What started out as a light-hearted caper quickly turned darker and delivered a few disturbing moments, the implications of which are very disconcerting.
As we began "No Ordinary Double Standard," it looked like Michael Chiklis and Julie Benz were having a ball as Steph and Jim tried to outmaneuver each other to see who had the better abilities, and I was enjoying it as much as they were.
I get why each wanted to prove themselves to the other, given Jim's pre-superpowered admission of an inferiority complex in comparison to Stephanie, as well as her struggles in the male-dominated world of science to constantly have to defend her position and demonstrate her value. As amusing as it was, though, to see them try to stay one step ahead of the other - and usually Steph was the one with the leg up, so to speak - it was better when they realized the stronger they would be as a united force. As Steph said "What good is super speed without super strength?"
What timing that they learned that lesson when they did, because the episode took the aforementioned dark turn when they realized the "steamer" guy was actually a former inmate who had been in prison along with some of the other superpowered freaks they've battled. If they hadn't have worked together, they would not have found out about King's involvement with these super villains. Of course, he also wouldn't have discovered that the Powell's have their abilities either.
I wish I had Daphne's right now because I'm having a great deal of trouble trying to figure out why King would super-size a bunch of criminals only to release them at will on to the street. As each week passes, the pixels continue to slowly interpolate, adding a bit more clarity to the bigger picture of Dr. King's master plan, but we still seem a good distance from determining exactly what that is.

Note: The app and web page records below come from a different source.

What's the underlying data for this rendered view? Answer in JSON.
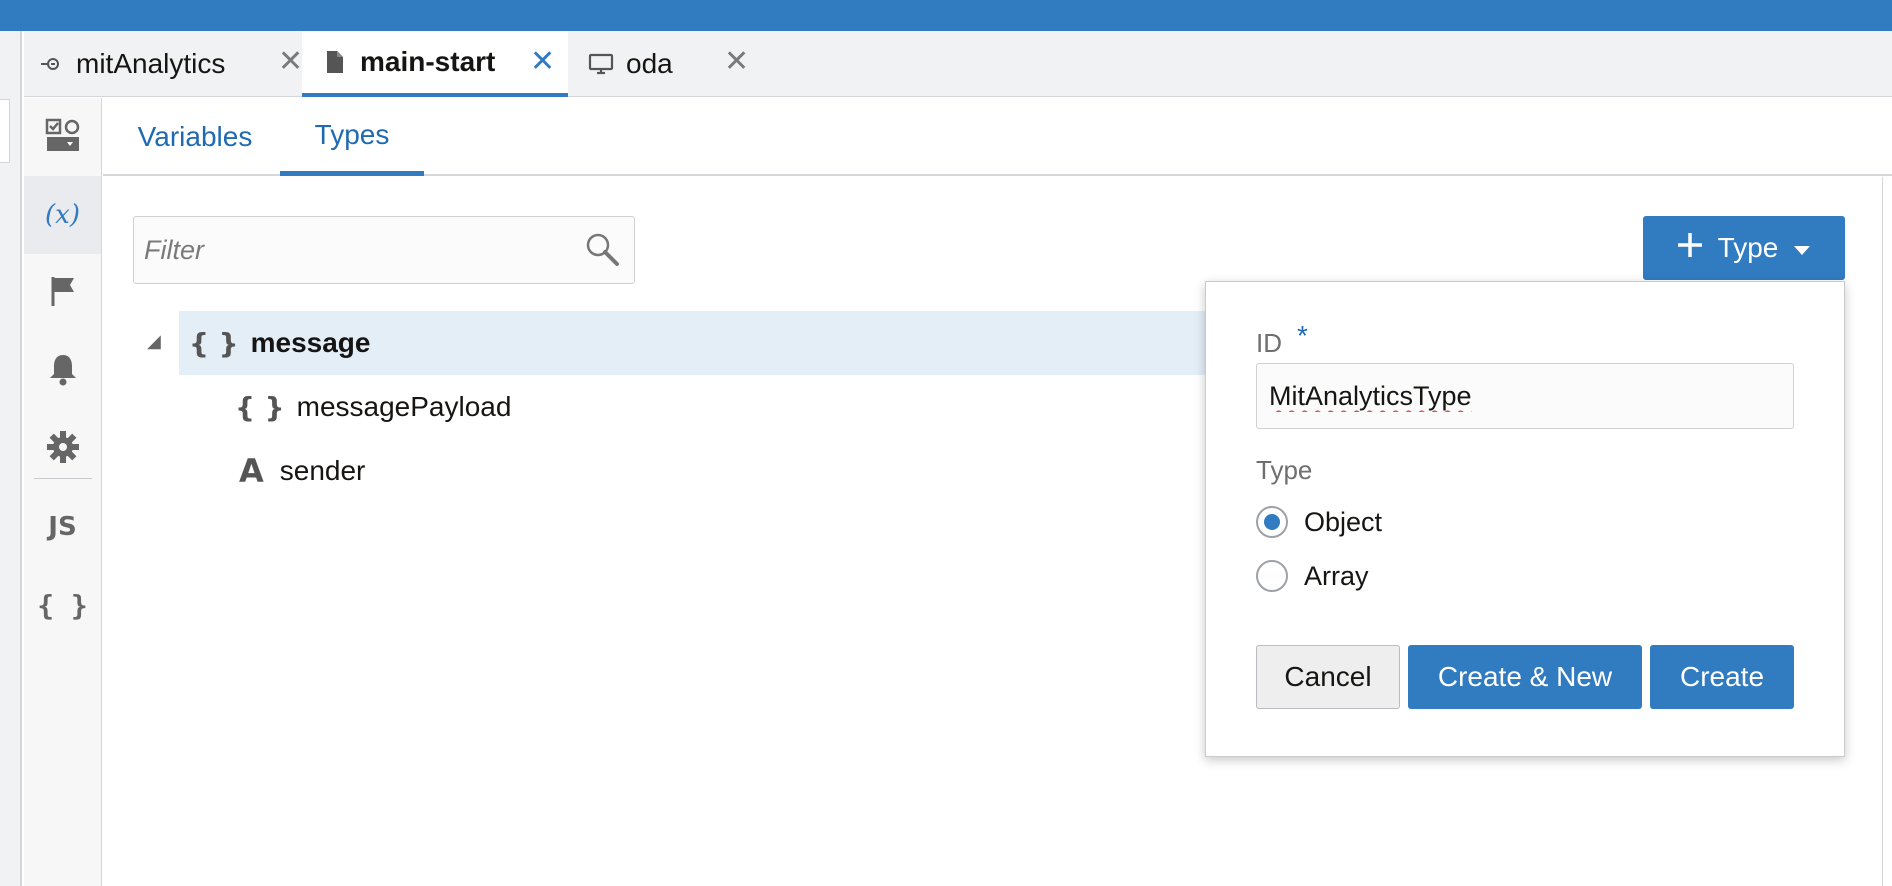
{
  "tabs": [
    {
      "label": "mitAnalytics",
      "icon": "skill-icon",
      "active": false
    },
    {
      "label": "main-start",
      "icon": "document-icon",
      "active": true
    },
    {
      "label": "oda",
      "icon": "monitor-icon",
      "active": false
    }
  ],
  "tab_close_glyph": "✕",
  "sidebar": {
    "items": [
      {
        "name": "flows",
        "icon": "flow-designer-icon",
        "active": false
      },
      {
        "name": "variables",
        "icon": "variables-icon",
        "glyph": "(x)",
        "active": true
      },
      {
        "name": "events",
        "icon": "flag-icon",
        "active": false
      },
      {
        "name": "notifications",
        "icon": "bell-icon",
        "active": false
      },
      {
        "name": "settings",
        "icon": "gear-icon",
        "active": false
      },
      {
        "name": "custom-components",
        "icon": "js-icon",
        "glyph": "JS",
        "active": false
      },
      {
        "name": "types",
        "icon": "braces-icon",
        "glyph": "{ }",
        "active": false
      }
    ]
  },
  "subtabs": [
    {
      "label": "Variables",
      "active": false
    },
    {
      "label": "Types",
      "active": true
    }
  ],
  "filter": {
    "placeholder": "Filter",
    "value": ""
  },
  "tree": {
    "root": {
      "label": "message",
      "icon_glyph": "{ }",
      "expanded": true,
      "selected": true
    },
    "children": [
      {
        "label": "messagePayload",
        "icon_glyph": "{ }",
        "icon": "object-type-icon"
      },
      {
        "label": "sender",
        "icon_glyph": "A",
        "icon": "string-type-icon"
      }
    ]
  },
  "add_type_button": {
    "label": "Type",
    "icon": "plus-icon",
    "caret": "caret-down-icon"
  },
  "popup": {
    "id_label": "ID",
    "required_marker": "*",
    "id_value": "MitAnalyticsType",
    "type_label": "Type",
    "options": [
      {
        "label": "Object",
        "checked": true
      },
      {
        "label": "Array",
        "checked": false
      }
    ],
    "cancel_label": "Cancel",
    "create_new_label": "Create & New",
    "create_label": "Create"
  },
  "colors": {
    "accent": "#317bc1",
    "link": "#1f6ab0",
    "selected_row": "#e4eef7"
  }
}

If he were trying to put together some sort of mutant militia, wouldn't he keep a tighter leash on them? Or is he really so deluded he actually believes, as he told the steamer, that it was out of a compassionate spirit that he gave him these abilities? Either way, how horrifying is it to learn that these powers of his would-be minions have no effect on him? I wonder if the same goes for the Powell's abilities?

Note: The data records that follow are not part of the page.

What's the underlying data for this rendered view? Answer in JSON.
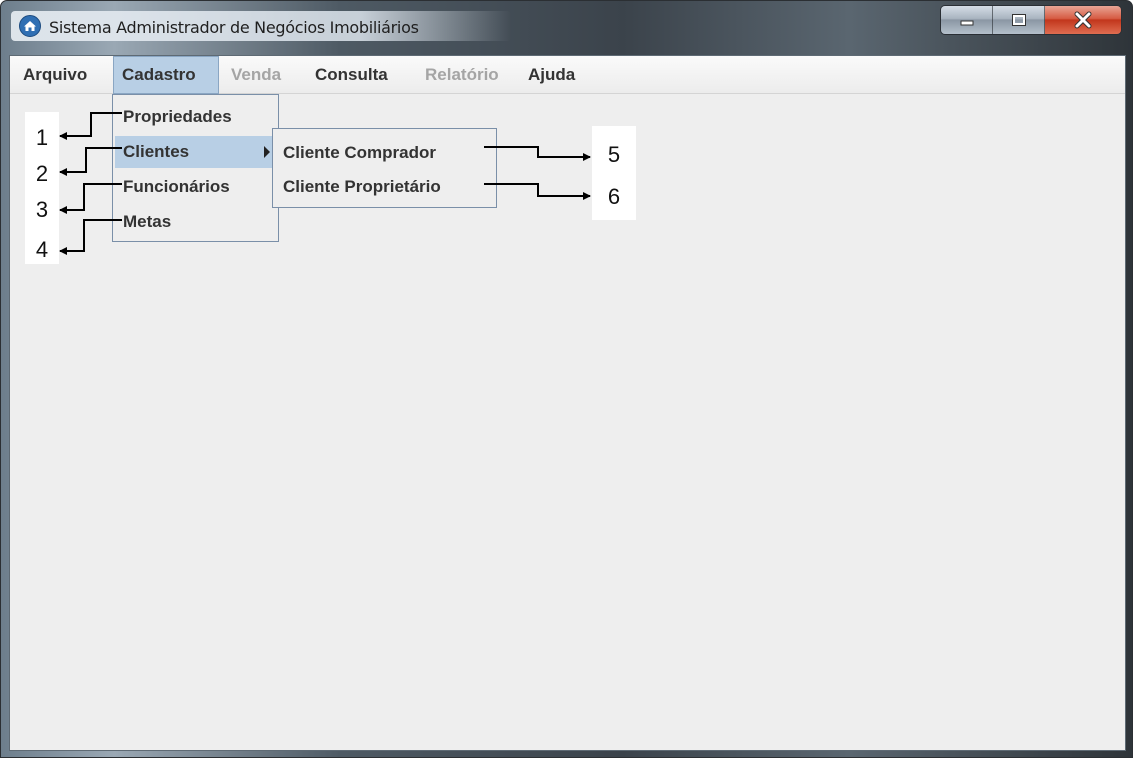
{
  "window": {
    "title": "Sistema Administrador de Negócios Imobiliários",
    "app_icon": "house-icon",
    "controls": [
      "minimize-icon",
      "maximize-icon",
      "close-icon"
    ]
  },
  "menubar": {
    "items": [
      {
        "label": "Arquivo",
        "enabled": true
      },
      {
        "label": "Cadastro",
        "enabled": true,
        "open": true
      },
      {
        "label": "Venda",
        "enabled": false
      },
      {
        "label": "Consulta",
        "enabled": true
      },
      {
        "label": "Relatório",
        "enabled": false
      },
      {
        "label": "Ajuda",
        "enabled": true
      }
    ]
  },
  "cadastro_menu": {
    "items": [
      {
        "label": "Propriedades"
      },
      {
        "label": "Clientes",
        "has_submenu": true,
        "selected": true
      },
      {
        "label": "Funcionários"
      },
      {
        "label": "Metas"
      }
    ]
  },
  "clientes_submenu": {
    "items": [
      {
        "label": "Cliente Comprador"
      },
      {
        "label": "Cliente Proprietário"
      }
    ]
  },
  "annotations": {
    "labels": [
      "1",
      "2",
      "3",
      "4",
      "5",
      "6"
    ]
  },
  "colors": {
    "selection": "#b8cfe5",
    "disabled_text": "#a5a5a5",
    "client_bg": "#eeeeee"
  }
}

Whatever his endgame, the double exposure has now clearly drawn the lines between good and evil, and it's going to be interesting to see where things go from here. It's a good thing Jim and Steph have their "anchors" George and Katie locked in at their sides. They're going to need every resource at their disposal to battle King.
Speaking of the splendid sidekicks, it's always a hoot when George and Katie serve as wisecracking sounding boards for Jim and Steph, but having them in the same room bantering off of each other was just papaya-smoothie cool. Katie has lamented before about her lack of prowess when it comes to men, but from the way she played George, she's got absolutely nothing to worry about it. Well, that is except from Joshua.
Now that Joshua has messed with Katie's head, literally, what else is he going to do to protect his secrets? Clearly, he isn't as reformed as he tried so adamantly to convince both King and Katie, though it appears the one he really failed to convince was himself. I wonder, though, if he actually removed her memories or just blocked them somehow. Maybe a handshake with Daphne is all she needs to unlock them, and in a ripple effect bringing total recall to Daphne as well?
Oh Daphne - just what is happening to you? Sure, she's only a teenager, but she's developing a pattern of using her abilities to her advantage, and now she has a shiny new toy with which to play. The look on her face after she realized she had been able to mentally persuade the gunman to walk away quickly faded to one I found to be, quite frankly, disturbing when she did the same thing to her father to escape punishment. I don't anticipate the writers trying to turn her into a villain, but she needs to learn the lesson right quick that this opportunistic streak is not a hero's path.
One last thought: I considered that the ability to turn into steam might be a rather lame power to have, but after Stephanie's shower scene, I've had a change of heart. Now I can see the value.
No Ordinary Family continues to be a joy to watch. It hits my superhero sweet spot week after week.
Jeffrey Kirkpatrick is a TV Fanatic Staff Writer. Follow him on Twitter.Tags: No Ordinary Family, Reviews